> **Aim of the task**: Would you repeat all of the records underneath, exactly as written?

> **Records to process**:

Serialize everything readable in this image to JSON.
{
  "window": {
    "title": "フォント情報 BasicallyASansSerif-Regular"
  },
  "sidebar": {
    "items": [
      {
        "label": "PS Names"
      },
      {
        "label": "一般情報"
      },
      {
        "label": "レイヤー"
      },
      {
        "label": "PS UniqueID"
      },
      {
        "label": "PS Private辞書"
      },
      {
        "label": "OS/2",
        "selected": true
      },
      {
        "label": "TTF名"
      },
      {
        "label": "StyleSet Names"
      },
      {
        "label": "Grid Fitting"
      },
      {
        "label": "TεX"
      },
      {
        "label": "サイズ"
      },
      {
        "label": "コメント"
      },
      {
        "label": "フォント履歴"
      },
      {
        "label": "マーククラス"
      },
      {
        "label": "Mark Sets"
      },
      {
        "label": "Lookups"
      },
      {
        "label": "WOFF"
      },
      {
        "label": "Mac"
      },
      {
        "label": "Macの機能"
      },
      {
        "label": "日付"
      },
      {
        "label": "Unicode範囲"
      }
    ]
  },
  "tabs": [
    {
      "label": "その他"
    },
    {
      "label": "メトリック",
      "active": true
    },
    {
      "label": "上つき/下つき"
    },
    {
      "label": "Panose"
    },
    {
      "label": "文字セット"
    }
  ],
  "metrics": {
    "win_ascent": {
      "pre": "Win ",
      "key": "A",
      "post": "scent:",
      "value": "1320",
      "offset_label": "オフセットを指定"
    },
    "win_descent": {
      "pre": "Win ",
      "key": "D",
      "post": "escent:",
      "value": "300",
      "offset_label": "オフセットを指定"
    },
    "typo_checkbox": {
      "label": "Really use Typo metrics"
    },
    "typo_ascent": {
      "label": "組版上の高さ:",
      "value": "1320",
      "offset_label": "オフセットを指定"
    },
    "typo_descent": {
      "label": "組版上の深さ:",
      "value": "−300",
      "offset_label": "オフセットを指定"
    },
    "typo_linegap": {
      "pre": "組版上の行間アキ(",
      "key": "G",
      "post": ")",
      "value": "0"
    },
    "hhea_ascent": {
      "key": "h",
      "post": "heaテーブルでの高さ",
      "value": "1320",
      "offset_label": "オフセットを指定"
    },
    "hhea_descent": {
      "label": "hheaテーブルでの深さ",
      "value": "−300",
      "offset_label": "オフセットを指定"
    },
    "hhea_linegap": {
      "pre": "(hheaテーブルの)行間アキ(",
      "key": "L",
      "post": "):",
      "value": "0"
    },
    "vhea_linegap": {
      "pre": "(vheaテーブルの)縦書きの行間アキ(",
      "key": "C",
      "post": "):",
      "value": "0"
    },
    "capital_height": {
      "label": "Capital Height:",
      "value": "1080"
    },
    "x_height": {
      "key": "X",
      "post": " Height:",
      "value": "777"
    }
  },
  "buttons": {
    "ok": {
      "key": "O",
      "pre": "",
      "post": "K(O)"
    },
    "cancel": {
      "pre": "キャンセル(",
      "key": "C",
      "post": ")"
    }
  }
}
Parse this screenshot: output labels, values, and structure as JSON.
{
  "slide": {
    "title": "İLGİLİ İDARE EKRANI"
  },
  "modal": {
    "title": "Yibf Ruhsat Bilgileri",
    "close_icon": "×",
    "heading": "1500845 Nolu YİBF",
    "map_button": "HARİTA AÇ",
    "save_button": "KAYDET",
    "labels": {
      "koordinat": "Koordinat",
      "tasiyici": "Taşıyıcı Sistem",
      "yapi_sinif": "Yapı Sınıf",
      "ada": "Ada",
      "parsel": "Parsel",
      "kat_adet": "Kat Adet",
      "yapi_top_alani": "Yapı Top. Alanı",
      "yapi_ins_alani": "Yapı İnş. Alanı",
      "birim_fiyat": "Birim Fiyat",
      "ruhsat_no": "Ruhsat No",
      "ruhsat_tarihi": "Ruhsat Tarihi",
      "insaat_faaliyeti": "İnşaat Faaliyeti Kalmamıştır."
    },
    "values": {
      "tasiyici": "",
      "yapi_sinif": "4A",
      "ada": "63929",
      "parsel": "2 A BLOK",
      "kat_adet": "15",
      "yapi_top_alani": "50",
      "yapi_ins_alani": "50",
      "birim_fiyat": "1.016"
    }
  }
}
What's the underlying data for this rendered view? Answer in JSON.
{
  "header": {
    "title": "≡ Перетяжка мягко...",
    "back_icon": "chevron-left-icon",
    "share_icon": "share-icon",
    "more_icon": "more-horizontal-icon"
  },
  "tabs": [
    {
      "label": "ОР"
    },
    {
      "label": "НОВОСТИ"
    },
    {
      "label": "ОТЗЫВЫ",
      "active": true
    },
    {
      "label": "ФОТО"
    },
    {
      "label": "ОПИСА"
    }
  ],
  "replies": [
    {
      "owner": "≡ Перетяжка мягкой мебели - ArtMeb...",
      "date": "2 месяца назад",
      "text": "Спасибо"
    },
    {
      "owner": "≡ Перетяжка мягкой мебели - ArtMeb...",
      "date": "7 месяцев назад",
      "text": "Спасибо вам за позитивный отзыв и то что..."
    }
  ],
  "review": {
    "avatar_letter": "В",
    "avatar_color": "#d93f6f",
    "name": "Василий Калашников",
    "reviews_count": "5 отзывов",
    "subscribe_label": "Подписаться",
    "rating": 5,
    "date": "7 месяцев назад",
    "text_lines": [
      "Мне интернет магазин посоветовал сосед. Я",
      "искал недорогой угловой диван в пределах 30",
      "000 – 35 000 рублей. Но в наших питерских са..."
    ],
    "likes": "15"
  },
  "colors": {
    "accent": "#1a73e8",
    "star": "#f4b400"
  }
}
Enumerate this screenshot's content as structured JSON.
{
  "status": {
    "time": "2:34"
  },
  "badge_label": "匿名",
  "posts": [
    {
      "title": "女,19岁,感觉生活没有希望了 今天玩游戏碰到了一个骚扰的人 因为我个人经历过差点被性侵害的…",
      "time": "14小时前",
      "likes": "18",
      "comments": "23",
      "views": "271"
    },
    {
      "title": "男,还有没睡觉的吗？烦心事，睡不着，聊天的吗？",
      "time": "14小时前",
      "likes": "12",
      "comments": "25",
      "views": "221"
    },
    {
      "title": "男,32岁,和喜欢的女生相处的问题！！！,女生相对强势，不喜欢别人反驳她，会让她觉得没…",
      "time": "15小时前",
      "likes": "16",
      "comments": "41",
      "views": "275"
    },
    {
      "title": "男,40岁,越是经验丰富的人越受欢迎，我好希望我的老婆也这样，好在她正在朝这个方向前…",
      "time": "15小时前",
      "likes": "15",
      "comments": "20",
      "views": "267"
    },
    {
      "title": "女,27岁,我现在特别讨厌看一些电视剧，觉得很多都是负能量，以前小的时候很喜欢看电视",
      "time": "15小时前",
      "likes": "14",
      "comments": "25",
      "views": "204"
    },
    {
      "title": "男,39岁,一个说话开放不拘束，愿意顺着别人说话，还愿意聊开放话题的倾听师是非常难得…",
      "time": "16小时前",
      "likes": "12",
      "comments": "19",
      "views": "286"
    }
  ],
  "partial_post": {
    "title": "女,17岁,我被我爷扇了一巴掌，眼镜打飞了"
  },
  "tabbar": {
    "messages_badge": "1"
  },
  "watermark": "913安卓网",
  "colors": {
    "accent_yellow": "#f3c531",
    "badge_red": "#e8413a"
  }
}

> **Response for this exercise**:
Serialize everything readable in this image to JSON.
{
  "window": {
    "title": "フォント情報 BasicallyASansSerif-Regular"
  },
  "sidebar": {
    "items": [
      {
        "label": "PS Names"
      },
      {
        "label": "一般情報"
      },
      {
        "label": "レイヤー"
      },
      {
        "label": "PS UniqueID"
      },
      {
        "label": "PS Private辞書"
      },
      {
        "label": "OS/2",
        "selected": true
      },
      {
        "label": "TTF名"
      },
      {
        "label": "StyleSet Names"
      },
      {
        "label": "Grid Fitting"
      },
      {
        "label": "TεX"
      },
      {
        "label": "サイズ"
      },
      {
        "label": "コメント"
      },
      {
        "label": "フォント履歴"
      },
      {
        "label": "マーククラス"
      },
      {
        "label": "Mark Sets"
      },
      {
        "label": "Lookups"
      },
      {
        "label": "WOFF"
      },
      {
        "label": "Mac"
      },
      {
        "label": "Macの機能"
      },
      {
        "label": "日付"
      },
      {
        "label": "Unicode範囲"
      }
    ]
  },
  "tabs": [
    {
      "label": "その他"
    },
    {
      "label": "メトリック",
      "active": true
    },
    {
      "label": "上つき/下つき"
    },
    {
      "label": "Panose"
    },
    {
      "label": "文字セット"
    }
  ],
  "metrics": {
    "win_ascent": {
      "pre": "Win ",
      "key": "A",
      "post": "scent:",
      "value": "1320",
      "offset_label": "オフセットを指定"
    },
    "win_descent": {
      "pre": "Win ",
      "key": "D",
      "post": "escent:",
      "value": "300",
      "offset_label": "オフセットを指定"
    },
    "typo_checkbox": {
      "label": "Really use Typo metrics"
    },
    "typo_ascent": {
      "label": "組版上の高さ:",
      "value": "1320",
      "offset_label": "オフセットを指定"
    },
    "typo_descent": {
      "label": "組版上の深さ:",
      "value": "−300",
      "offset_label": "オフセットを指定"
    },
    "typo_linegap": {
      "pre": "組版上の行間アキ(",
      "key": "G",
      "post": ")",
      "value": "0"
    },
    "hhea_ascent": {
      "key": "h",
      "post": "heaテーブルでの高さ",
      "value": "1320",
      "offset_label": "オフセットを指定"
    },
    "hhea_descent": {
      "label": "hheaテーブルでの深さ",
      "value": "−300",
      "offset_label": "オフセットを指定"
    },
    "hhea_linegap": {
      "pre": "(hheaテーブルの)行間アキ(",
      "key": "L",
      "post": "):",
      "value": "0"
    },
    "vhea_linegap": {
      "pre": "(vheaテーブルの)縦書きの行間アキ(",
      "key": "C",
      "post": "):",
      "value": "0"
    },
    "capital_height": {
      "label": "Capital Height:",
      "value": "1080"
    },
    "x_height": {
      "key": "X",
      "post": " Height:",
      "value": "777"
    }
  },
  "buttons": {
    "ok": {
      "key": "O",
      "pre": "",
      "post": "K(O)"
    },
    "cancel": {
      "pre": "キャンセル(",
      "key": "C",
      "post": ")"
    }
  }
}
Parse this screenshot: output labels, values, and structure as JSON.
{
  "slide": {
    "title": "İLGİLİ İDARE EKRANI"
  },
  "modal": {
    "title": "Yibf Ruhsat Bilgileri",
    "close_icon": "×",
    "heading": "1500845 Nolu YİBF",
    "map_button": "HARİTA AÇ",
    "save_button": "KAYDET",
    "labels": {
      "koordinat": "Koordinat",
      "tasiyici": "Taşıyıcı Sistem",
      "yapi_sinif": "Yapı Sınıf",
      "ada": "Ada",
      "parsel": "Parsel",
      "kat_adet": "Kat Adet",
      "yapi_top_alani": "Yapı Top. Alanı",
      "yapi_ins_alani": "Yapı İnş. Alanı",
      "birim_fiyat": "Birim Fiyat",
      "ruhsat_no": "Ruhsat No",
      "ruhsat_tarihi": "Ruhsat Tarihi",
      "insaat_faaliyeti": "İnşaat Faaliyeti Kalmamıştır."
    },
    "values": {
      "tasiyici": "",
      "yapi_sinif": "4A",
      "ada": "63929",
      "parsel": "2 A BLOK",
      "kat_adet": "15",
      "yapi_top_alani": "50",
      "yapi_ins_alani": "50",
      "birim_fiyat": "1.016"
    }
  }
}
What's the underlying data for this rendered view? Answer in JSON.
{
  "header": {
    "title": "≡ Перетяжка мягко...",
    "back_icon": "chevron-left-icon",
    "share_icon": "share-icon",
    "more_icon": "more-horizontal-icon"
  },
  "tabs": [
    {
      "label": "ОР"
    },
    {
      "label": "НОВОСТИ"
    },
    {
      "label": "ОТЗЫВЫ",
      "active": true
    },
    {
      "label": "ФОТО"
    },
    {
      "label": "ОПИСА"
    }
  ],
  "replies": [
    {
      "owner": "≡ Перетяжка мягкой мебели - ArtMeb...",
      "date": "2 месяца назад",
      "text": "Спасибо"
    },
    {
      "owner": "≡ Перетяжка мягкой мебели - ArtMeb...",
      "date": "7 месяцев назад",
      "text": "Спасибо вам за позитивный отзыв и то что..."
    }
  ],
  "review": {
    "avatar_letter": "В",
    "avatar_color": "#d93f6f",
    "name": "Василий Калашников",
    "reviews_count": "5 отзывов",
    "subscribe_label": "Подписаться",
    "rating": 5,
    "date": "7 месяцев назад",
    "text_lines": [
      "Мне интернет магазин посоветовал сосед. Я",
      "искал недорогой угловой диван в пределах 30",
      "000 – 35 000 рублей. Но в наших питерских са..."
    ],
    "likes": "15"
  },
  "colors": {
    "accent": "#1a73e8",
    "star": "#f4b400"
  }
}
Enumerate this screenshot's content as structured JSON.
{
  "status": {
    "time": "2:34"
  },
  "badge_label": "匿名",
  "posts": [
    {
      "title": "女,19岁,感觉生活没有希望了 今天玩游戏碰到了一个骚扰的人 因为我个人经历过差点被性侵害的…",
      "time": "14小时前",
      "likes": "18",
      "comments": "23",
      "views": "271"
    },
    {
      "title": "男,还有没睡觉的吗？烦心事，睡不着，聊天的吗？",
      "time": "14小时前",
      "likes": "12",
      "comments": "25",
      "views": "221"
    },
    {
      "title": "男,32岁,和喜欢的女生相处的问题！！！,女生相对强势，不喜欢别人反驳她，会让她觉得没…",
      "time": "15小时前",
      "likes": "16",
      "comments": "41",
      "views": "275"
    },
    {
      "title": "男,40岁,越是经验丰富的人越受欢迎，我好希望我的老婆也这样，好在她正在朝这个方向前…",
      "time": "15小时前",
      "likes": "15",
      "comments": "20",
      "views": "267"
    },
    {
      "title": "女,27岁,我现在特别讨厌看一些电视剧，觉得很多都是负能量，以前小的时候很喜欢看电视",
      "time": "15小时前",
      "likes": "14",
      "comments": "25",
      "views": "204"
    },
    {
      "title": "男,39岁,一个说话开放不拘束，愿意顺着别人说话，还愿意聊开放话题的倾听师是非常难得…",
      "time": "16小时前",
      "likes": "12",
      "comments": "19",
      "views": "286"
    }
  ],
  "partial_post": {
    "title": "女,17岁,我被我爷扇了一巴掌，眼镜打飞了"
  },
  "tabbar": {
    "messages_badge": "1"
  },
  "watermark": "913安卓网",
  "colors": {
    "accent_yellow": "#f3c531",
    "badge_red": "#e8413a"
  }
}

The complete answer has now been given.